◆ Work request: Filter the records, keeping every line that has the string "imprese".

(Dataset items)
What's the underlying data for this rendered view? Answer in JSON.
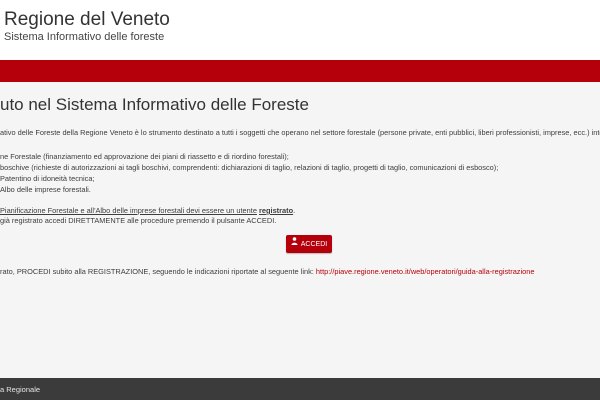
{
  "header": {
    "title": "Regione del Veneto",
    "subtitle": "Sistema Informativo delle foreste"
  },
  "main": {
    "heading": "uto nel Sistema Informativo delle Foreste",
    "intro": "ativo delle Foreste della Regione Veneto è lo strumento destinato a tutti i soggetti che operano nel settore forestale (persone private, enti pubblici, liberi professionisti, imprese, ecc.) interessati",
    "items": [
      "ne Forestale (finanziamento ed approvazione dei piani di riassetto e di riordino forestali);",
      "boschive (richieste di autorizzazioni ai tagli boschivi, comprendenti: dichiarazioni di taglio, relazioni di taglio, progetti di taglio, comunicazioni di esbosco);",
      "Patentino di idoneità tecnica;",
      "Albo delle imprese forestali."
    ],
    "registration_note": {
      "underlined_text": "Pianificazione Forestale e all'Albo delle imprese forestali devi essere un utente",
      "bold_text": "registrato",
      "end": "."
    },
    "already_registered": "già registrato accedi DIRETTAMENTE alle procedure premendo il pulsante ACCEDI.",
    "accedi_label": "ACCEDI",
    "not_registered": {
      "text": "rato, PROCEDI subito alla REGISTRAZIONE, seguendo le indicazioni riportate al seguente link:",
      "link": "http://piave.regione.veneto.it/web/operatori/guida-alla-registrazione"
    }
  },
  "footer": {
    "text": "a Regionale"
  },
  "colors": {
    "brand_red": "#b5000c",
    "footer_bg": "#3b3b3b",
    "content_bg": "#f5f5f5"
  },
  "icons": {
    "accedi_button": "user-lock-icon"
  }
}
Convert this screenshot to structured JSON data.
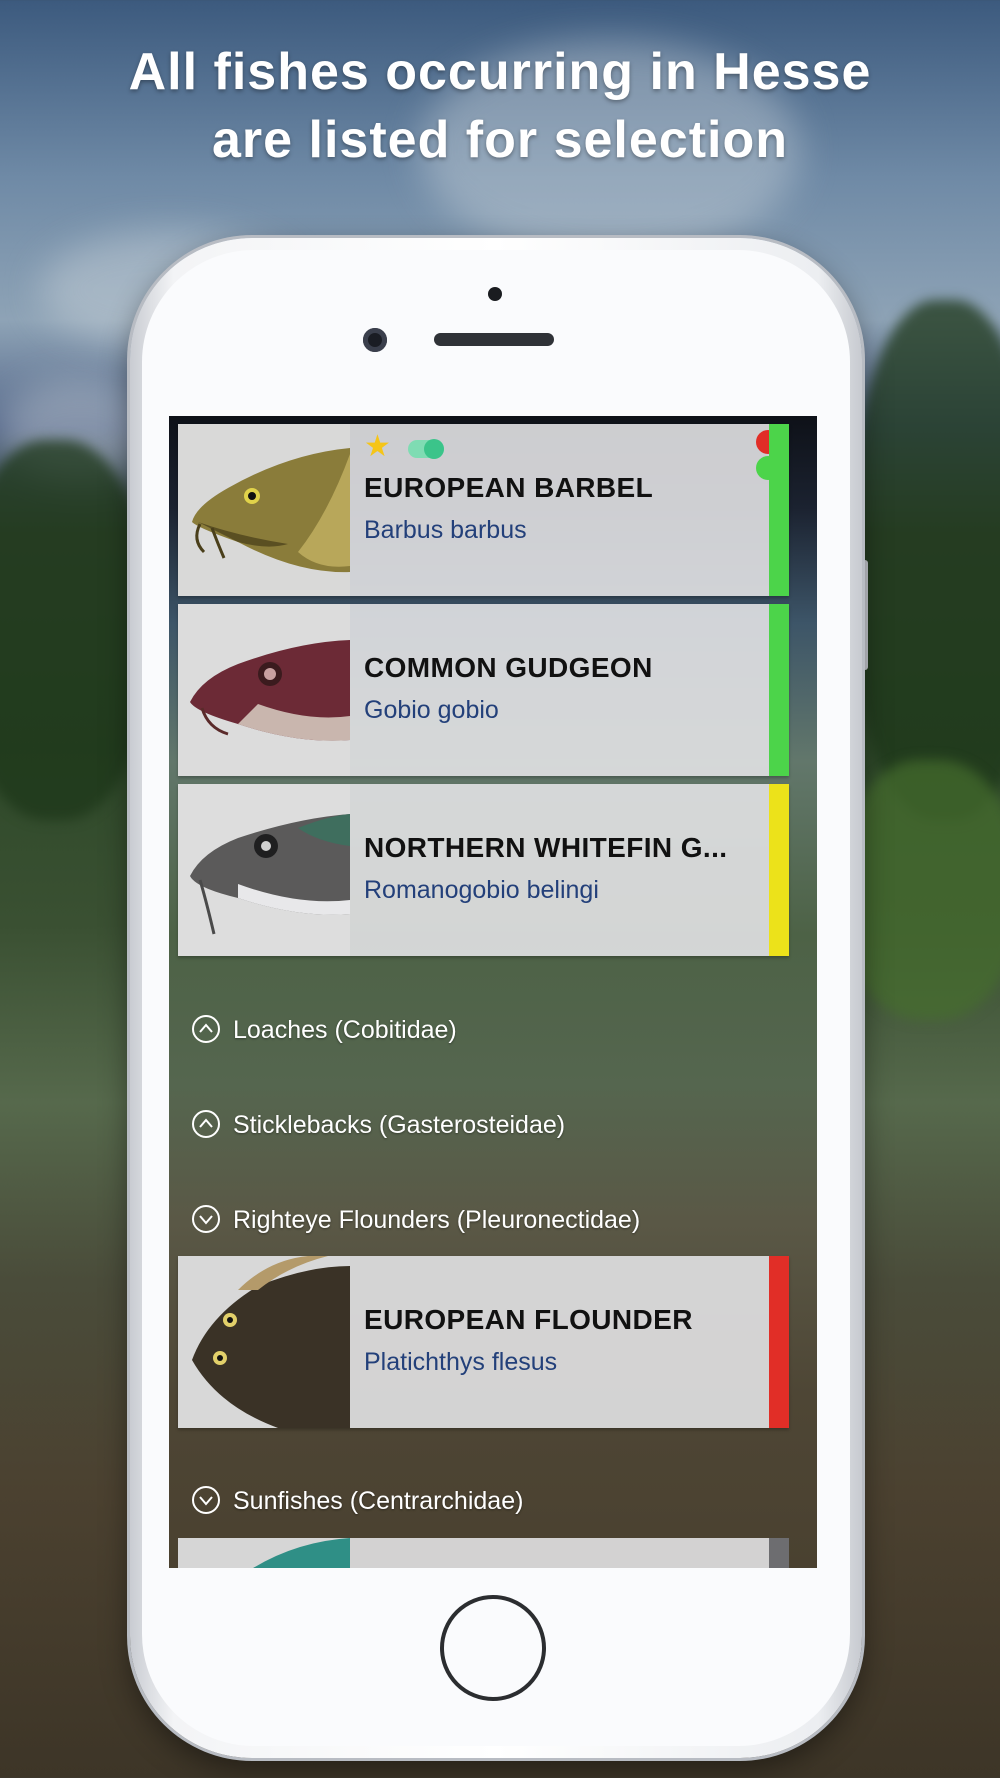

◆ Expected output:
    "intro": "ativo delle Foreste della Regione Veneto è lo strumento destinato a tutti i soggetti che operano nel settore forestale (persone private, enti pubblici, liberi professionisti, imprese, ecc.) interessati",
      "Albo delle imprese forestali."
      "underlined_text": "Pianificazione Forestale e all'Albo delle imprese forestali devi essere un utente",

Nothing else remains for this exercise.